Our city is infamous for demolishing its past. Much of that rep is deserved, but the Atlanta Preservation Center’s annual Phoenix Flies showcases the exceptions—saved structures and restored spaces. Over 16 days, participants can choose from 150 tours staged with APC’s 80 partners.
When you run a convention dedicated to reinterpretation, debates get hot, as the organizers of AnachroCon (mission: “present all sides of the historical record”) know full well.
Kitty Robinson is the executive director of the Historic Charleston Foundation. “I like to think of Charleston as America’s most historic city. The most prominent house museum is the grand, Federal-style Nathaniel Russell House, which...
Most towns between Atlanta and Savannah have a Sherman story, though Covington’s is less harrowing than some: His troops looted the town but otherwise left it intact.
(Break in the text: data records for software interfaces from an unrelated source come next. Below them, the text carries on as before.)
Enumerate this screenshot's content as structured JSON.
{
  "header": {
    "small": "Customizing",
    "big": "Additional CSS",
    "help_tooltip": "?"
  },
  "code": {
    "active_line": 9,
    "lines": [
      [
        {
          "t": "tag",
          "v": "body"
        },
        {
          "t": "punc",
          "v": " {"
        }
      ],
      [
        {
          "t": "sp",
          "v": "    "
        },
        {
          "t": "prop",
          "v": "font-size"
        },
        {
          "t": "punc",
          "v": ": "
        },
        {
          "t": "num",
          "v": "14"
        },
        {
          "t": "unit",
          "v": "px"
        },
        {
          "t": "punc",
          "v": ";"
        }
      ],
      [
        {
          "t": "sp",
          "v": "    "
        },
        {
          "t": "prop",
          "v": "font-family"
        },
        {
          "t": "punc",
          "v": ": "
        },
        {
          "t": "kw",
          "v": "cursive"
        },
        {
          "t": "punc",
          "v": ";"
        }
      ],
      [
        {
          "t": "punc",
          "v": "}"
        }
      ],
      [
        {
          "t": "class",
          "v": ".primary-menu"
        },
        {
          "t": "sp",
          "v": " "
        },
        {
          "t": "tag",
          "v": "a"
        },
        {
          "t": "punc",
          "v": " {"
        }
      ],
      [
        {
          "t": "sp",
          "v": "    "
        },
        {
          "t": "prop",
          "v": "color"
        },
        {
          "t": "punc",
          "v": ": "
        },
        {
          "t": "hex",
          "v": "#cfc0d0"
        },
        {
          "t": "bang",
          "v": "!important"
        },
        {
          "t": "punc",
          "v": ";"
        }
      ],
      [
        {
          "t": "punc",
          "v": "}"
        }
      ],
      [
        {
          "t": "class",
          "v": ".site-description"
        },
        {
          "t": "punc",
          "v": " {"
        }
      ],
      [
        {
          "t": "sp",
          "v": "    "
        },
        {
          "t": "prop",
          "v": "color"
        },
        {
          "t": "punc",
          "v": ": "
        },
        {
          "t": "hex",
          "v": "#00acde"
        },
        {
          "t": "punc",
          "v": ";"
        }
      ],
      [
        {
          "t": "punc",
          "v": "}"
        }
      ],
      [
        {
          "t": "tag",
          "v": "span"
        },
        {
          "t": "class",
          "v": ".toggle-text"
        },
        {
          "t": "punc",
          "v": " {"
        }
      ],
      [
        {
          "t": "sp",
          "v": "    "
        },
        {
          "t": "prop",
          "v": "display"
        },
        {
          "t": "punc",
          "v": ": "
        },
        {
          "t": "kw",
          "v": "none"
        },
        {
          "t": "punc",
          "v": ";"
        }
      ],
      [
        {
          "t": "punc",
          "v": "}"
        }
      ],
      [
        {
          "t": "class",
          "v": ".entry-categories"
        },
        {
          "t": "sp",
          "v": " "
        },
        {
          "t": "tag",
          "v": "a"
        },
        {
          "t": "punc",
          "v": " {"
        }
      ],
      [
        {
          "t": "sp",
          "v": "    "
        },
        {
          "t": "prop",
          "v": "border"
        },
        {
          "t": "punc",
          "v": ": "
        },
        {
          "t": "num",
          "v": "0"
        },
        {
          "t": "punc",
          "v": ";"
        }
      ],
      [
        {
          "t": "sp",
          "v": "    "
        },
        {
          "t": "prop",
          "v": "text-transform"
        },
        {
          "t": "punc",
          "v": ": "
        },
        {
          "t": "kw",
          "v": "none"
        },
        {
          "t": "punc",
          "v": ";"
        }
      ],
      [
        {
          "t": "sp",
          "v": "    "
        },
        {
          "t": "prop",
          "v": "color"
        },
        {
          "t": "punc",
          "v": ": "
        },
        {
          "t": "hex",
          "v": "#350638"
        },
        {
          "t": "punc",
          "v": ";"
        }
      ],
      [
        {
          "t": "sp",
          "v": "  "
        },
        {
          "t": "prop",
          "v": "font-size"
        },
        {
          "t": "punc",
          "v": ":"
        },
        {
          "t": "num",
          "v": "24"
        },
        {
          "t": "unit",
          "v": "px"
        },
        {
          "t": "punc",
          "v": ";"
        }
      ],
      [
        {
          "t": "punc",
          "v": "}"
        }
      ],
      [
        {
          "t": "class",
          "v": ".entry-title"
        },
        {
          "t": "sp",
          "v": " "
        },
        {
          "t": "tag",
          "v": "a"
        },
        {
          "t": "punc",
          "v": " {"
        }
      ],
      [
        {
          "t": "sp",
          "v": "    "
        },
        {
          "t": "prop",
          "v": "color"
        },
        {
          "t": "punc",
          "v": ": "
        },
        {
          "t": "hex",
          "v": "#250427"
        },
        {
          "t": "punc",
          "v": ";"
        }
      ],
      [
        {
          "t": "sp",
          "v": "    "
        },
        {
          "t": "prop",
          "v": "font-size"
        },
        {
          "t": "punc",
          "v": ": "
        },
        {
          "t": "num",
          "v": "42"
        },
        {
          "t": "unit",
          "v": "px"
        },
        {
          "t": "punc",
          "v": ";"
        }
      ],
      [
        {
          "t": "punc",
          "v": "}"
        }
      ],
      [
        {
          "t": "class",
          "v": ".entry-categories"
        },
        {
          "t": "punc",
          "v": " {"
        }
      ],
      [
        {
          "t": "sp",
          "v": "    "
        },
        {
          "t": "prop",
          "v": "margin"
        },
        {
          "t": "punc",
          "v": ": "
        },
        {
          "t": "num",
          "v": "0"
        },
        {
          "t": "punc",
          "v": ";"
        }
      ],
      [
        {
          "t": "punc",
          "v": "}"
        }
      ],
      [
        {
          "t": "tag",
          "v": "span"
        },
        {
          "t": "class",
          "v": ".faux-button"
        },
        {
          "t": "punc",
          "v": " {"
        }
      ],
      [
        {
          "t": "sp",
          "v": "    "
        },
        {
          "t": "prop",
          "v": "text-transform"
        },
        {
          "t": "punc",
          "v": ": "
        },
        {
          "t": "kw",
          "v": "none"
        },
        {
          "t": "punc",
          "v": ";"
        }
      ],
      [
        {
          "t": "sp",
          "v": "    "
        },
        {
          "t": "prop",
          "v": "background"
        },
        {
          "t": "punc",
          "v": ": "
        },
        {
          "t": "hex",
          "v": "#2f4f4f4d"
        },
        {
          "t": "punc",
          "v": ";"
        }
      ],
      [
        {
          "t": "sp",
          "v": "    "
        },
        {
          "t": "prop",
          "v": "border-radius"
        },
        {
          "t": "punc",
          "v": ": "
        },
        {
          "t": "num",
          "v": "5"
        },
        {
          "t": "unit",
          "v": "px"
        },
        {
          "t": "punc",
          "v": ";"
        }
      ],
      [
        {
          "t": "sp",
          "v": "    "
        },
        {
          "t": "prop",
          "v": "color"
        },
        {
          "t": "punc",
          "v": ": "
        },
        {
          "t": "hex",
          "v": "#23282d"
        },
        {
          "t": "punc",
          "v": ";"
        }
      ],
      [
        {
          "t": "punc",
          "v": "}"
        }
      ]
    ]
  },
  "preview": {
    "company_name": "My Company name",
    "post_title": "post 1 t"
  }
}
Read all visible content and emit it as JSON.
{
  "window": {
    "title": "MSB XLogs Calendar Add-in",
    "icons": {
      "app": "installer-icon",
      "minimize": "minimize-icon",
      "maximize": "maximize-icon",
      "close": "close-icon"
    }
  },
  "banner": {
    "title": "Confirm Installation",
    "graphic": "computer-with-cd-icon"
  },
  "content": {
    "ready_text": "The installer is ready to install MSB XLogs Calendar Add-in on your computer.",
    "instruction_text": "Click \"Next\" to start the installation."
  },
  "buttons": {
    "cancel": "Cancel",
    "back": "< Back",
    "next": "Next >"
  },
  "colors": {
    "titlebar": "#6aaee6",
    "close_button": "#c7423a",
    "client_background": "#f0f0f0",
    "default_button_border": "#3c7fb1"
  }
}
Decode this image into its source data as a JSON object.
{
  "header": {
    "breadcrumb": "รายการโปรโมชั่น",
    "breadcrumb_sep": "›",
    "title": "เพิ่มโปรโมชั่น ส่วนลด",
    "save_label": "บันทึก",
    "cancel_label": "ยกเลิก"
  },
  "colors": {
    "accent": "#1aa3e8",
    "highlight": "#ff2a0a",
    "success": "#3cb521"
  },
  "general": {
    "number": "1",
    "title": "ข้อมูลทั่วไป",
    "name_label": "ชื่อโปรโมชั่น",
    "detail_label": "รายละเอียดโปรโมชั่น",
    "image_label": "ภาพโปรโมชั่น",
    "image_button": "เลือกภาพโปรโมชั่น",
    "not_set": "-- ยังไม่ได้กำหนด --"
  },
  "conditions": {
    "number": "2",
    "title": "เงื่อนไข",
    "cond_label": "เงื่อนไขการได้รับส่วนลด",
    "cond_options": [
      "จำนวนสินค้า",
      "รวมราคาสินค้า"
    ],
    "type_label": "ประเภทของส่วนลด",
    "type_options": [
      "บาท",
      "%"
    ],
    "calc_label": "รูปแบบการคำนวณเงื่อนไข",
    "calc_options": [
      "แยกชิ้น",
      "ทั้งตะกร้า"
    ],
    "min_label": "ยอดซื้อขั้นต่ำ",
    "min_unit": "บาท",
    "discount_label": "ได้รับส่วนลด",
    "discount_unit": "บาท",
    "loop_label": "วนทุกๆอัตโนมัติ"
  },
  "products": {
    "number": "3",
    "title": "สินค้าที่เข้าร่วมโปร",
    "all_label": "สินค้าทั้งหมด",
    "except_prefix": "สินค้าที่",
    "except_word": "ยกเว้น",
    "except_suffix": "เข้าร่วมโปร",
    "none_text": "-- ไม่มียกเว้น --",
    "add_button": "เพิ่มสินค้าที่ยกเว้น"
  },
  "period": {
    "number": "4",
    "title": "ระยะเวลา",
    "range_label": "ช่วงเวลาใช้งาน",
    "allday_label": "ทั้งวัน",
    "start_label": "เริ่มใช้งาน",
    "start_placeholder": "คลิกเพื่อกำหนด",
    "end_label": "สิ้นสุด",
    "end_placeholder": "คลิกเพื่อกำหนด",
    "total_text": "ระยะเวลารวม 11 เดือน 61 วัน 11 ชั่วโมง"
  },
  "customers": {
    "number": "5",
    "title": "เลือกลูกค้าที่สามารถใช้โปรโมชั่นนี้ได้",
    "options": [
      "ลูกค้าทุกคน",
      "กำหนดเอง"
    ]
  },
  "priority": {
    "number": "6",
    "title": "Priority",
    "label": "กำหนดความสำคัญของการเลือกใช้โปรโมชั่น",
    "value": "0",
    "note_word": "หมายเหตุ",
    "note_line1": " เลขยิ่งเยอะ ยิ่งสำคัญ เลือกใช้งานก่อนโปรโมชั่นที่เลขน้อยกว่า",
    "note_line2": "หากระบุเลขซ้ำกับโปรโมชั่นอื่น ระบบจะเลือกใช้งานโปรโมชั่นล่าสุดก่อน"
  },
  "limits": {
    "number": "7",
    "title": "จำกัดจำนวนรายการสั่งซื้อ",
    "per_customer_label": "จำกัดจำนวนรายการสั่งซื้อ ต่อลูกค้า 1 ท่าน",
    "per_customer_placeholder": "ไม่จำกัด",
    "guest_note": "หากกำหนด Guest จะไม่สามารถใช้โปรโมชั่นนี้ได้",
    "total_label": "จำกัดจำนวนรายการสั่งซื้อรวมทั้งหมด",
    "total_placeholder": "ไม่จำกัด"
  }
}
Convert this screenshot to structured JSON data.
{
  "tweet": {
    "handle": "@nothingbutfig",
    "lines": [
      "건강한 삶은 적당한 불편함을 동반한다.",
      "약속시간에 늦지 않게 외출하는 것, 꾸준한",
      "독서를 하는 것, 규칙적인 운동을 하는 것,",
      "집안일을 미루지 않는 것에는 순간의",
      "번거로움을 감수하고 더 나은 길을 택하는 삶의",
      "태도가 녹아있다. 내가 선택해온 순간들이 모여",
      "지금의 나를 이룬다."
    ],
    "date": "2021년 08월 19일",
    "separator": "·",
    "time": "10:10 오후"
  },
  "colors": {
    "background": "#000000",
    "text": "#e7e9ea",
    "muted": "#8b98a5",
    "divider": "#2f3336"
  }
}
While I was sifting through the hoards of conch shells, disc clams, and horseshoe crab remnants left on Cumberland Island National Seashore by a generous surf, something in the distance caught my eye: two majestic creatures at water’s edge, standing so close together that they appeared as one hulking beast.